6. You Can Buy Tickets that are Not Listed – Number 5 above is not the only ticket option that’s not listed online. If you look at the Disneyland site, you will see the most number of days on a ticket is 5, not including Annual Passes, of course. It was 6 until the ticket prices went up, and you can still get 6-day Passport Plus tickets. But you’re really not limited to 5 or 6. Once you get to Disneyland you can actually add days onto those tickets for just a few dollars a day. Just ask at Guest Services.
7. You Can Use Disney World Tickets at Disneyland – You cannot, however, use Disneyland tickets at Disney World. This is not a money saving venture since Disney World tickets cost more than Disneyland tickets (although that margin just got a lot narrower), but if you’ve got some Disney World day tickets (not Annual Passes or complimentary tickets!) that haven’t expired, you can use them to get into Disneyland. This has to be done at the front gate and could change, but it’s been working lately. Don’t bother calling Disneyland to confirm this; the odds are decent that the cast member you get on the phone will have no idea you can do this. It only works at the gate, and you can only exchange one day at a time. If you get a cast member who has never heard of this, ask for a supervisor.
8. Some Tickets are Mailed to You – At Disney World, whenever you book a package, your tickets will be given to you when you check in at your hotel. They’ll be on your room keys, a.k.a. Key to the World cards. At Disneyland, when you book a package at a Good Neighbor Hotel, Disney will actually mail your tickets to you (and I mean snail mail, not email). If you are getting close to departure time and you haven’t received them, you need to call and see where they are. Once you arrive at Disney, if you don’t have them you may be out of luck.

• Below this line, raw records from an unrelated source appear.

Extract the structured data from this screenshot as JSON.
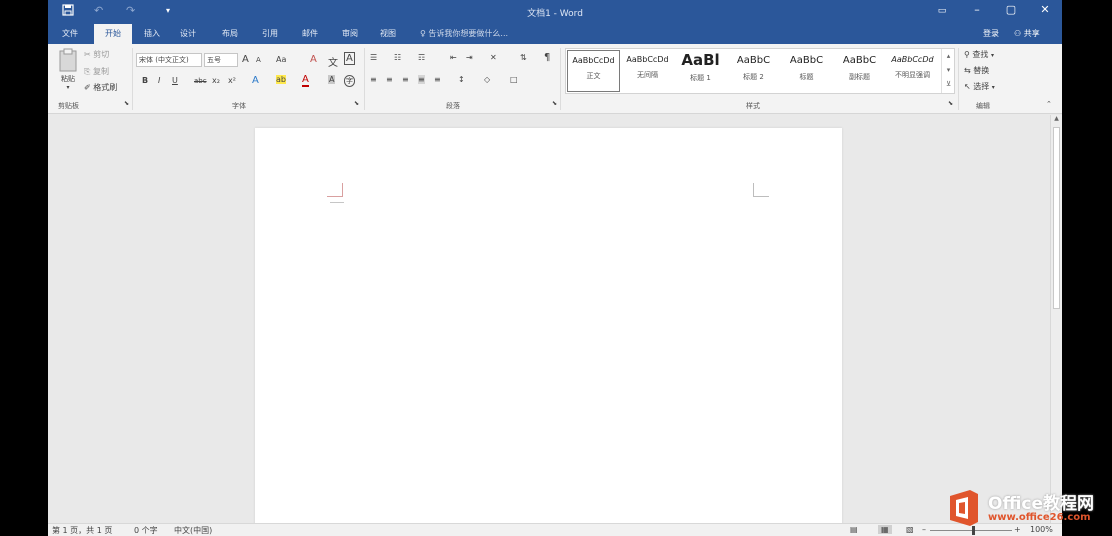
{
  "title_bar": {
    "title": "文档1 - Word",
    "save_icon": "save-icon",
    "undo_icon": "undo-icon",
    "redo_icon": "redo-icon",
    "customize": "▾",
    "window_controls": [
      "restore-ribbon-icon",
      "minimize-icon",
      "maximize-icon",
      "close-icon"
    ],
    "ribbon_display": "▭",
    "minimize": "–",
    "maximize": "▢",
    "close": "✕"
  },
  "tabs": [
    {
      "label": "文件"
    },
    {
      "label": "开始",
      "active": true
    },
    {
      "label": "插入"
    },
    {
      "label": "设计"
    },
    {
      "label": "布局"
    },
    {
      "label": "引用"
    },
    {
      "label": "邮件"
    },
    {
      "label": "审阅"
    },
    {
      "label": "视图"
    }
  ],
  "tell_me": "告诉我你想要做什么...",
  "account": {
    "signin": "登录",
    "share": "共享"
  },
  "ribbon": {
    "clipboard": {
      "paste": "粘贴",
      "cut": "剪切",
      "copy": "复制",
      "format_painter": "格式刷",
      "label": "剪贴板"
    },
    "font": {
      "font_name": "宋体 (中文正文)",
      "font_size": "五号",
      "grow": "A",
      "shrink": "A",
      "case": "Aa",
      "clear": "A",
      "pinyin": "文",
      "border": "A",
      "bold": "B",
      "italic": "I",
      "underline": "U",
      "strike": "abc",
      "subscript": "x₂",
      "superscript": "x²",
      "text_effect": "A",
      "highlight": "ab",
      "font_color": "A",
      "char_shade": "A",
      "enclose": "字",
      "label": "字体"
    },
    "paragraph": {
      "bullets": "☰",
      "numbering": "☷",
      "multilevel": "☶",
      "decrease_indent": "⇤",
      "increase_indent": "⇥",
      "chinese_layout": "✕",
      "sort": "⇅",
      "show_marks": "¶",
      "align_left": "≡",
      "center": "≡",
      "align_right": "≡",
      "justify": "≡",
      "distributed": "≡",
      "line_spacing": "↕",
      "shading": "◇",
      "borders": "□",
      "label": "段落"
    },
    "styles": {
      "items": [
        {
          "sample": "AaBbCcDd",
          "name": "正文",
          "big": false
        },
        {
          "sample": "AaBbCcDd",
          "name": "无间隔",
          "big": false
        },
        {
          "sample": "AaBl",
          "name": "标题 1",
          "big": true
        },
        {
          "sample": "AaBbC",
          "name": "标题 2",
          "big": false
        },
        {
          "sample": "AaBbC",
          "name": "标题",
          "big": false
        },
        {
          "sample": "AaBbC",
          "name": "副标题",
          "big": false
        },
        {
          "sample": "AaBbCcDd",
          "name": "不明显强调",
          "big": false
        }
      ],
      "label": "样式"
    },
    "editing": {
      "find": "查找",
      "replace": "替换",
      "select": "选择",
      "label": "编辑"
    }
  },
  "status_bar": {
    "page": "第 1 页，共 1 页",
    "words": "0 个字",
    "language": "中文(中国)",
    "zoom": "100%"
  },
  "watermark": {
    "brand": "Office教程网",
    "url": "www.office26.com"
  }
}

9. 3-Day Park Hoppers Get You Early Entry into Disneyland – Early entry at Disneyland is known as Extra Magic Hour or Magic Mornings (Disneyland can’t seem to settle on a name for this benefit). Unlike Disney World, you do not have to be staying on-site to get early entry privileges. Anyone with a 3-day or higher ticket can take advantage of Magic Mornings (this does not apply to Annual Passes, but see #10 below for the exception that proves the rule!). Disney just announced that starting June 18, 2012 (just a few days after Cars Land officially opens!), resort guests can also get early entry into Disney California Adventure on select days, and they’re calling that Extra Magic Hour. There are rumors that this privilege will extend to guests with 3-day or higher Park Hoppers soon after. The current schedule for Extra Magic Hour at Disneyland is Sunday, Tuesday, Thursday and Saturday. For California Adventure, it’s Monday, Wednesday and Friday.
10. Annual Pass Early Entry – See, I told you this was confusing! Annual Passholders can register online for Annual Pass Early Entry this summer from June 18-September 13. Annual Passholders pick dates for one early entry into each park. The entry day options are actually the opposite of the above. Disneyland is Monday, Wednesday and Friday, and California Adventure is Sunday, Tuesday, Thursday and Saturday. You can find the details here.
Even though the differences between Disneyland and Disney World tickets are confusing, don’t let them dissuade you from visiting Disneyland! It’s awesome! Now, do you have any questions? Does anybody else have any details we should know about Disneyland tickets?